I think there is a real relationship between far left views and mental illness. The far left people I know are motivated by a sense that life in our society is unsustainable. Our world is too cruel, too unfair, too unsupportive of real human needs, besides which we are trashing the planet and headed for ecological catastrophe.
I think this outlook is strongly correlated with depression and anxiety. The more sensitive you are to human suffering, the sadder you will probably be, and, maybe, the more you long for some kind of radical change to fix things.
That being said, leftists might be functioning as the canary in the coal mine here, at least as regards the psychological trauma of living in our world. If our world were too cruel and unfair for human flourishing, you would expect the effects to show up first in highly sensitive people with a tendency to mental problems.
Plus, crazy people gets votes, too, so in a democracy you can't write off the views of people you think are crazy.
But I also wonder about the relationship between mental illness and politics in other, broader ways. To what extent are political beliefs psychological coping mechanisms? Or, to put it differently, to what extent can political beliefs serve as psychological coping mechanisms?

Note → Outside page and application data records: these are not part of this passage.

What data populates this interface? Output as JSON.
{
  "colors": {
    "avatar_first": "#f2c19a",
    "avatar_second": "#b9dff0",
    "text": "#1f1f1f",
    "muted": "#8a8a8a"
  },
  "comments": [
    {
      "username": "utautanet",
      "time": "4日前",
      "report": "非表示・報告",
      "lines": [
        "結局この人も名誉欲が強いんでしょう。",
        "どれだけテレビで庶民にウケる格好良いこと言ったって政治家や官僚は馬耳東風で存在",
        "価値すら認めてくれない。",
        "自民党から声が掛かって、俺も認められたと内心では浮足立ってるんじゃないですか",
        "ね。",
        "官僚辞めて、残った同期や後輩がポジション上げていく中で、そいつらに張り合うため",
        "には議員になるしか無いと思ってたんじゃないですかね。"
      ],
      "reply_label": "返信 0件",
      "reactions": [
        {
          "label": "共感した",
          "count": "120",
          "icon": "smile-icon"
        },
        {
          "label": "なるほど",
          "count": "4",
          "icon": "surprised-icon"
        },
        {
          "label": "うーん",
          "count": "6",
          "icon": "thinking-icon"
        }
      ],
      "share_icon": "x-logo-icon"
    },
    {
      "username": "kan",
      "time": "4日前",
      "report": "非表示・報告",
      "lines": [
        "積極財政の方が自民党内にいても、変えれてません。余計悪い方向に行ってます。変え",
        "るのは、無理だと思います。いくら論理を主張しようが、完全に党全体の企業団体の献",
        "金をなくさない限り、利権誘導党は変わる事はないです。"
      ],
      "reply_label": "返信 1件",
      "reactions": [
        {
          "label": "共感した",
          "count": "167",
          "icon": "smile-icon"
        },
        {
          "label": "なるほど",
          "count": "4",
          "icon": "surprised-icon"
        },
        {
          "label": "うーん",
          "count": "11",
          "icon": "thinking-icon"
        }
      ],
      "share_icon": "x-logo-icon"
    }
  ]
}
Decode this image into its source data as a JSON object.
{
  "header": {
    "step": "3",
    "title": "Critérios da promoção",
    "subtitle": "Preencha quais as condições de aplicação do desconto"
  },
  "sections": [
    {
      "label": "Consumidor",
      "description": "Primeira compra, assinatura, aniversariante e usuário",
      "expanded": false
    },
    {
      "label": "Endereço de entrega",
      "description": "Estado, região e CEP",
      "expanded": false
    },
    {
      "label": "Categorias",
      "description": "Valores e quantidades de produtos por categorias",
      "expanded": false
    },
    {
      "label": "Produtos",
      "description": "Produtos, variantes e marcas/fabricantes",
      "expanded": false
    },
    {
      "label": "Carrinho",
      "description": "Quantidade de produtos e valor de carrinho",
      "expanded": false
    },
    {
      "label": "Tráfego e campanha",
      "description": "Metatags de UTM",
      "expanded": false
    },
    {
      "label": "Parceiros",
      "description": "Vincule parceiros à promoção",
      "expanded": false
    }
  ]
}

Consider the ML King/Obama belief that the long arc of history bends toward justice. Might this be a way of remaining hopeful about the future despite current troubles? And wouldn't it motivate you to act, politically, in certain ways? The reverse sort of nostalgic, things-used-to-be better conservatism also seems to me to often function as a psychological mechanism, upholding the possibility of good in a fallen world.
Some people really want to believe that the world is just and not merely randomly good or bad, and I wrote here back in 2015 about the political implications of this attitude:
People who strongly believe in a just world have been shown to be prone to blame sexual assault victims, more willing to malign people suffering from minor illnesses, less compassionate towards victims of spousal abuse. A 1975 study found BJW correlated with a tilt towards authoritarianism, an admiration for political leaders, and contempt for the underprivileged.A case could be made that tribalism of every sort is a mechanism that protects psychological health. After all we did a lot of our evolution in small groups surrounded by hated outsiders, and I think a sense of belonging to a group that is good and opposed by enemies who are bad does a lot for many people. When I confront people who hate whole groups of others, I often feel that I am staring into an abyss of pain, which has been turned outward to protect a wounded self.
What we do, day to day, is struggle to feel good within a particular technological and social world. Politics, I am convinced, is one of the ways we do that.